REQUIRED WORK
Go through the entries below and copy each line containing the word "user".

RECORDS SHOWN
▽

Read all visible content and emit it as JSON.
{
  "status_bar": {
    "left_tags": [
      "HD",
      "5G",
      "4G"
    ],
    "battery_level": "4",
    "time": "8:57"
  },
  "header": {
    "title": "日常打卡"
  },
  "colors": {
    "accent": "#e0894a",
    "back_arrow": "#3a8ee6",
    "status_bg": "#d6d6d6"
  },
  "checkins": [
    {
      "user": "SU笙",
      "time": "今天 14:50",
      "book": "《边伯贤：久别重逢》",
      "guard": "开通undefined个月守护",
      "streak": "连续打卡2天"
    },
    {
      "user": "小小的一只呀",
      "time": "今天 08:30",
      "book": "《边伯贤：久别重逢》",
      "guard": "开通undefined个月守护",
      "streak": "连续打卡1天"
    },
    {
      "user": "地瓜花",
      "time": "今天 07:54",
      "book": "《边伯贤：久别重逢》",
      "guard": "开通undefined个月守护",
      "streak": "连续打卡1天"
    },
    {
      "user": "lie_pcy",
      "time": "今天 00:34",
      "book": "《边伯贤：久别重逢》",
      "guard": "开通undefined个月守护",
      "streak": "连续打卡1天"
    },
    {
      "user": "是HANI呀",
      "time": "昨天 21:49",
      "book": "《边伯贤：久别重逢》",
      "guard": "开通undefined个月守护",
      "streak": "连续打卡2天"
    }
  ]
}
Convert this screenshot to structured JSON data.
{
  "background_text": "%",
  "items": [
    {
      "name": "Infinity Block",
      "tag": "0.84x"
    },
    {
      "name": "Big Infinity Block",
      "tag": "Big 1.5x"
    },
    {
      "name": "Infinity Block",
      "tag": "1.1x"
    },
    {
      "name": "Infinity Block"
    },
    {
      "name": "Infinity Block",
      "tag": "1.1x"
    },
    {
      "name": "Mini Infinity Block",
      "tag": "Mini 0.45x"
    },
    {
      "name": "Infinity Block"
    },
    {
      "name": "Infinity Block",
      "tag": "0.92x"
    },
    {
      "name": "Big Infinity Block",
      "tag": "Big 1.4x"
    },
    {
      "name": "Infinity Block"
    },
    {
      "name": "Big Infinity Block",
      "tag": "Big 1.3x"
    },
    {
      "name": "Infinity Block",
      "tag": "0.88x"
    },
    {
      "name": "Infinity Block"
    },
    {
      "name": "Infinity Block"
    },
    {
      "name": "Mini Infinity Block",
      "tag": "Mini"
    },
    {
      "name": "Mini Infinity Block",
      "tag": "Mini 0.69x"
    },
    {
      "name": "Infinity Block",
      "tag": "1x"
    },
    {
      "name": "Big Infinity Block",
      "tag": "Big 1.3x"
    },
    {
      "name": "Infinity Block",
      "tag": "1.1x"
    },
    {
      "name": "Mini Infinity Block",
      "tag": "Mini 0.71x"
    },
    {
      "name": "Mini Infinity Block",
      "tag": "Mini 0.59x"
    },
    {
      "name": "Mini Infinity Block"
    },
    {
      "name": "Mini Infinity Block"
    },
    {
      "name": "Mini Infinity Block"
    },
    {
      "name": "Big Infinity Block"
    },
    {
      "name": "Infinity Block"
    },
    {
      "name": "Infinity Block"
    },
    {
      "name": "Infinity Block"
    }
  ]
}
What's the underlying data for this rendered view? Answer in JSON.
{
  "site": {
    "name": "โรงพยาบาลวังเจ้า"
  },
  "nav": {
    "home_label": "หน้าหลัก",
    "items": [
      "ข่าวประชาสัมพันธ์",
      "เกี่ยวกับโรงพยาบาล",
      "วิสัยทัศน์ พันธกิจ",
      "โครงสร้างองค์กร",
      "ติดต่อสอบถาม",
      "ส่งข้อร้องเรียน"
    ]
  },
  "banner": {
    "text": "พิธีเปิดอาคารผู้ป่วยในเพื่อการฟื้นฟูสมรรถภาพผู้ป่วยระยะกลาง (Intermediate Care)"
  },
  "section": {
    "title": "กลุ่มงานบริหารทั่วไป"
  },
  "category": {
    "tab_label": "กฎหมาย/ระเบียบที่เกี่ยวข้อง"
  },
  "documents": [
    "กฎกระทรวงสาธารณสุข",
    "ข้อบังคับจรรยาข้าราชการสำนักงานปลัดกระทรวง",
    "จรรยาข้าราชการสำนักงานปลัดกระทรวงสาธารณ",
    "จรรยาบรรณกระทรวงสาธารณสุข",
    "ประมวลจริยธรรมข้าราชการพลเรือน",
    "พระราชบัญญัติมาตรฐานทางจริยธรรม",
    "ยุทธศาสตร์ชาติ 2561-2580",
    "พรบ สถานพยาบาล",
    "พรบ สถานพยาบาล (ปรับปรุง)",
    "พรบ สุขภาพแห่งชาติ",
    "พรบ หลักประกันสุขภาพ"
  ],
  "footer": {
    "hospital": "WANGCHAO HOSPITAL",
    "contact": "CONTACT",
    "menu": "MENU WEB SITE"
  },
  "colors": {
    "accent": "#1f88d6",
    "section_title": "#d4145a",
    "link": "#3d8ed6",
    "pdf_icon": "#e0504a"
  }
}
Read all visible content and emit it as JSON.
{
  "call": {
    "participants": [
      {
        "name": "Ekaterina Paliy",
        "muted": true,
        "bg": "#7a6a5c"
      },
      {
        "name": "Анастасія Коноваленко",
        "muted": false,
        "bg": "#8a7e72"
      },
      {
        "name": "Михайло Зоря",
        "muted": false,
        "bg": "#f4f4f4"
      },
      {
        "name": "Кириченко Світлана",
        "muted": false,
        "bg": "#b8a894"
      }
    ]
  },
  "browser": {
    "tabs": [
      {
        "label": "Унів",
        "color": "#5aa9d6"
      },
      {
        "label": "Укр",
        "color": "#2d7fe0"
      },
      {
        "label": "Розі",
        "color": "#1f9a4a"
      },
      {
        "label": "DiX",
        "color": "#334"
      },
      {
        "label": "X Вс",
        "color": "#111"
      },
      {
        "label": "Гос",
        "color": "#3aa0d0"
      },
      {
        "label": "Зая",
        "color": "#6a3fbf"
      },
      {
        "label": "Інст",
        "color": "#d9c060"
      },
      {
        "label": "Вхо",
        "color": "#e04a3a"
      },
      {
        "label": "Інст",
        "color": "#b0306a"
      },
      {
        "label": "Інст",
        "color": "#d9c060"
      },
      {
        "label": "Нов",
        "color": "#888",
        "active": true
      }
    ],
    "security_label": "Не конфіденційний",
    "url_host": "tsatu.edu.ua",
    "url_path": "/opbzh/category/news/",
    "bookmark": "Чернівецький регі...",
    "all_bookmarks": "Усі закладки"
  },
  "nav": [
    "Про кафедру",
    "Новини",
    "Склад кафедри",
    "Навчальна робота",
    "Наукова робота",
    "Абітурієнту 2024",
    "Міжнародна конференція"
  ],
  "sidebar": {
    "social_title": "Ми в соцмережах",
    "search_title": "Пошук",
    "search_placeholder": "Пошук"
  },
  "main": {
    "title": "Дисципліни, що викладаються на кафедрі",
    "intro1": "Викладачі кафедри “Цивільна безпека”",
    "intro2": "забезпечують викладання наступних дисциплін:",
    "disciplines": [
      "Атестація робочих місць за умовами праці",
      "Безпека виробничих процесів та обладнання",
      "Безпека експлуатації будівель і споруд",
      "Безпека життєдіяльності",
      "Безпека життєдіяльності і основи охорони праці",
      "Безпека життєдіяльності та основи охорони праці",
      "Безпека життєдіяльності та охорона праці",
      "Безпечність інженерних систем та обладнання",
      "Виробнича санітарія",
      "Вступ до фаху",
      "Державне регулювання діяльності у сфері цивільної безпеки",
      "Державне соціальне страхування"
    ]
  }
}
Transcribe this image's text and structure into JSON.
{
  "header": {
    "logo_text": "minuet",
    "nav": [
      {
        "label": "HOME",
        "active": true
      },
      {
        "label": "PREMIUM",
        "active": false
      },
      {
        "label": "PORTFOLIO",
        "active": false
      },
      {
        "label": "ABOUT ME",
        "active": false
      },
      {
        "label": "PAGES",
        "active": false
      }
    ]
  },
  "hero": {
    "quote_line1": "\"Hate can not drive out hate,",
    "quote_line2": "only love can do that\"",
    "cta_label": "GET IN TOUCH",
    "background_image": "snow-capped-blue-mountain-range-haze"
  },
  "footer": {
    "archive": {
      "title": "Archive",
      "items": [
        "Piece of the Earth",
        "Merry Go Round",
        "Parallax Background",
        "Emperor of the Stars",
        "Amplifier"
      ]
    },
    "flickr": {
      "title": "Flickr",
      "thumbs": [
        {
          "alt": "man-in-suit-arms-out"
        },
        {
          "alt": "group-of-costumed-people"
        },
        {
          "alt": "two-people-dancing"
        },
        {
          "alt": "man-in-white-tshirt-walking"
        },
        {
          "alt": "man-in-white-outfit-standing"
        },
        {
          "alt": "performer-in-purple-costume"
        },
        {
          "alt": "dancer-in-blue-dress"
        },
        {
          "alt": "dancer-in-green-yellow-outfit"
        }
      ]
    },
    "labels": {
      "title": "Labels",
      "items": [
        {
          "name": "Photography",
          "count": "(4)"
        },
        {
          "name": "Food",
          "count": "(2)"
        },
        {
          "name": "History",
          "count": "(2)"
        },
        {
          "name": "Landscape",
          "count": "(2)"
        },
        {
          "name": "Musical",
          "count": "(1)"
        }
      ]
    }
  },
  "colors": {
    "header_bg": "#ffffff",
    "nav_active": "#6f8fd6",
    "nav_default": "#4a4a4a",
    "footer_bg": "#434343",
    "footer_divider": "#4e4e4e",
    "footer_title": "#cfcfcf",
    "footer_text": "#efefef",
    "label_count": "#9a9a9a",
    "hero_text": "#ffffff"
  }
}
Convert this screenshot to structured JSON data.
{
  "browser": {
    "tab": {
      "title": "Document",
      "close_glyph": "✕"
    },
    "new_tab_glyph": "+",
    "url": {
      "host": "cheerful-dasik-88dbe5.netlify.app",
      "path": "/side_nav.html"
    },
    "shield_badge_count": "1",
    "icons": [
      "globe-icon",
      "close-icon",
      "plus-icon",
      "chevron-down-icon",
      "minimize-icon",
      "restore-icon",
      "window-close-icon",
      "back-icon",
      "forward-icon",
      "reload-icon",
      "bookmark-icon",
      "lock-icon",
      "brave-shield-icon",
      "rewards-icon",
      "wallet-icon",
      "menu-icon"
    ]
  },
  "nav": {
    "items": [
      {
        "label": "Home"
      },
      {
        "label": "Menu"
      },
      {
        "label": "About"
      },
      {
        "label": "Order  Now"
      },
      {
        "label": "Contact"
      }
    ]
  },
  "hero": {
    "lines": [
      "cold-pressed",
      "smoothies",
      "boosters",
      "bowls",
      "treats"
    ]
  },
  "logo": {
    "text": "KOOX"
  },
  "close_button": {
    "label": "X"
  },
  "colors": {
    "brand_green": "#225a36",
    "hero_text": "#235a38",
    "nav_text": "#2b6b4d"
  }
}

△

TASK SOLUTION
      "user": "SU笙",
      "user": "小小的一只呀",
      "user": "地瓜花",
      "user": "lie_pcy",
      "user": "是HANI呀",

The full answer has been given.